Sam Allis, a writer for then TIME magazine, was invited down to the cabin to spend the evening and enjoy the entertainment: “I gave up on the interview and started worrying about my life when Hunter Thompson squirted two cans of fire starter on the Christmas tree he was going to burn in his living-room fireplace, a few feet away from an unopened wooden crate of 9-mm bullets,” he wrote in TIME (via Open Culture). “That the tree was far too large to fit into the fireplace mattered not a whit to Hunter, who was sporting a dime-store wig at the time and resembled Tony Perkins in Psycho. Minutes earlier, he had smashed a Polaroid camera on the floor.”
Allis added: “Hunter had decided to videotape the Christmas tree burning, and we later heard on the replay the terrified voices of Deborah Fuller, his longtime secretary-baby sitter, and me off-camera pleading with him, ‘NO, HUNTER, NO! PLEASE, HUNTER, DON’T DO IT!‘ The original manuscript of Hell’s Angels was on the table, and there were the bullets. Nothing doing. Thompson was a man possessed by now, full of the Chivas Regal he had been slurping straight from the bottle and the gin he had been mixing with pink lemonade for hours.”
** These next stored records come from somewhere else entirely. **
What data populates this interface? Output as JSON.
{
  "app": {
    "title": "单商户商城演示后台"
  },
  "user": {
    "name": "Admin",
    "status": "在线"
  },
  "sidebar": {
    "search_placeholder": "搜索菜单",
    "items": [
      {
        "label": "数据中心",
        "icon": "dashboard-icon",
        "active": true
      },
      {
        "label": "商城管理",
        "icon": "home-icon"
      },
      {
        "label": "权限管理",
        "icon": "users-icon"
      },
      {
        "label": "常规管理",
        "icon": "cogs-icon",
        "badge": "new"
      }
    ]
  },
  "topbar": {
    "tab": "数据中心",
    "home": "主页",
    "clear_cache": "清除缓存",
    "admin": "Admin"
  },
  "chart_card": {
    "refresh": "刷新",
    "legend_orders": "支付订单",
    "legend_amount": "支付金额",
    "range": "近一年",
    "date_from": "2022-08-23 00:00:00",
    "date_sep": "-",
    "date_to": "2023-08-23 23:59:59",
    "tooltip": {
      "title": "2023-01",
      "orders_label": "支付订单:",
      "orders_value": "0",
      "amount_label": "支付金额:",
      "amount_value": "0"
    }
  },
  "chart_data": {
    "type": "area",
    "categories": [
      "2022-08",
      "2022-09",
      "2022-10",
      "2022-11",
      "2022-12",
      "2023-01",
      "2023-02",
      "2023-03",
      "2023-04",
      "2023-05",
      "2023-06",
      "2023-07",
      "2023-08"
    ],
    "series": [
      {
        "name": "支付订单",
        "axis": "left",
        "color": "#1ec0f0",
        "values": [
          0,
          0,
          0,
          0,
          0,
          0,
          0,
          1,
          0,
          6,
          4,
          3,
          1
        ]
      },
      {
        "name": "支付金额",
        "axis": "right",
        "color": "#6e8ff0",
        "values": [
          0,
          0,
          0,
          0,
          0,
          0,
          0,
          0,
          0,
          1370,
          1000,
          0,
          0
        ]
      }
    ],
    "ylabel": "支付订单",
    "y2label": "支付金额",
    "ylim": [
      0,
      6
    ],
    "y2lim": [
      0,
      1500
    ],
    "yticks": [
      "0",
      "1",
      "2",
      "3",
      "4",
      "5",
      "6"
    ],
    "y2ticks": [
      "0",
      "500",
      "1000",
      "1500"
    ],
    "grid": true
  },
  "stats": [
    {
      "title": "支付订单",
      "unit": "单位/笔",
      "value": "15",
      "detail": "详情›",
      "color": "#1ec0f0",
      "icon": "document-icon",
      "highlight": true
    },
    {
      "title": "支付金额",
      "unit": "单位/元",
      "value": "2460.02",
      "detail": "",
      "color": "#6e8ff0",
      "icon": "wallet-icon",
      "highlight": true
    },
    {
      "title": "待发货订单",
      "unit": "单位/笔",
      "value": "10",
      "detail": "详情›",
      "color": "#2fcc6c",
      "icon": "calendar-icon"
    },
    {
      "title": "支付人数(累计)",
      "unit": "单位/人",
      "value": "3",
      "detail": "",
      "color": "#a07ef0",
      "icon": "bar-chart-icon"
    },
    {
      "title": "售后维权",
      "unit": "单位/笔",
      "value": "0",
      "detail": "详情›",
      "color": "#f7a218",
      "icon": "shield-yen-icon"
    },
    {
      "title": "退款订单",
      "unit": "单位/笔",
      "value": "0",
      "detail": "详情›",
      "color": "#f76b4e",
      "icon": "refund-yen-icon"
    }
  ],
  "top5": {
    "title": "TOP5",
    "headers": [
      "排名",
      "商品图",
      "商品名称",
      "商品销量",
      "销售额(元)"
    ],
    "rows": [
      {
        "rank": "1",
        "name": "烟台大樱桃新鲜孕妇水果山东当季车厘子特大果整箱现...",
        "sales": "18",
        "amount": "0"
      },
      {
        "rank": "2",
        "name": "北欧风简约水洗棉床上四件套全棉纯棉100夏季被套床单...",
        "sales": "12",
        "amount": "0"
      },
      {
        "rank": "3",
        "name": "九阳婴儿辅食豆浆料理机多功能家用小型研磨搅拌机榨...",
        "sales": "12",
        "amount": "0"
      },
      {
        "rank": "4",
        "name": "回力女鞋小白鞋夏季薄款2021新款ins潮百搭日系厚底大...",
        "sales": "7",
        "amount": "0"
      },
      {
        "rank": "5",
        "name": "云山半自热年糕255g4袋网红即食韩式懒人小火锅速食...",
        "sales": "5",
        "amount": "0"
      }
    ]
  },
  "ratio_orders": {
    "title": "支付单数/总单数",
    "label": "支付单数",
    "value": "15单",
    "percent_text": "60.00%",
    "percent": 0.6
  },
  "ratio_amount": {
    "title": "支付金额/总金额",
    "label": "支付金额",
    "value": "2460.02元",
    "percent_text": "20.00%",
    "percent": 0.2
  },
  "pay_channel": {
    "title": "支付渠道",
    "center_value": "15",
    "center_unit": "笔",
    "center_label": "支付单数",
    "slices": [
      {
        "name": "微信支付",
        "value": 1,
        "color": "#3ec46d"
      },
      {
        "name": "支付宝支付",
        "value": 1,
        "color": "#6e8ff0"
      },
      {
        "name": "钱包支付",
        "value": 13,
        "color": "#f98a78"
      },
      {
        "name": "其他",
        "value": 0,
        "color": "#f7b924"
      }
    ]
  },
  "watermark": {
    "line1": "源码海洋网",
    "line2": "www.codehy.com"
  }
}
It may come as little surprise that Thompson was never the biggest fan of Christmas, once telling Rolling Stone: “It is still a day that only amateurs can love. It is all well and good for children and acid freaks to still believe in Santa Claus—but it is still a profoundly morbid day for us working professionals.
“It is unsettling to know that one out of every twenty people you meet on Christmas will be dead this time next year… Some people can accept this, and some can’t. That is why God made whiskey, and also why Wild Turkey comes in $300 shaped canisters during most of the Christmas season.”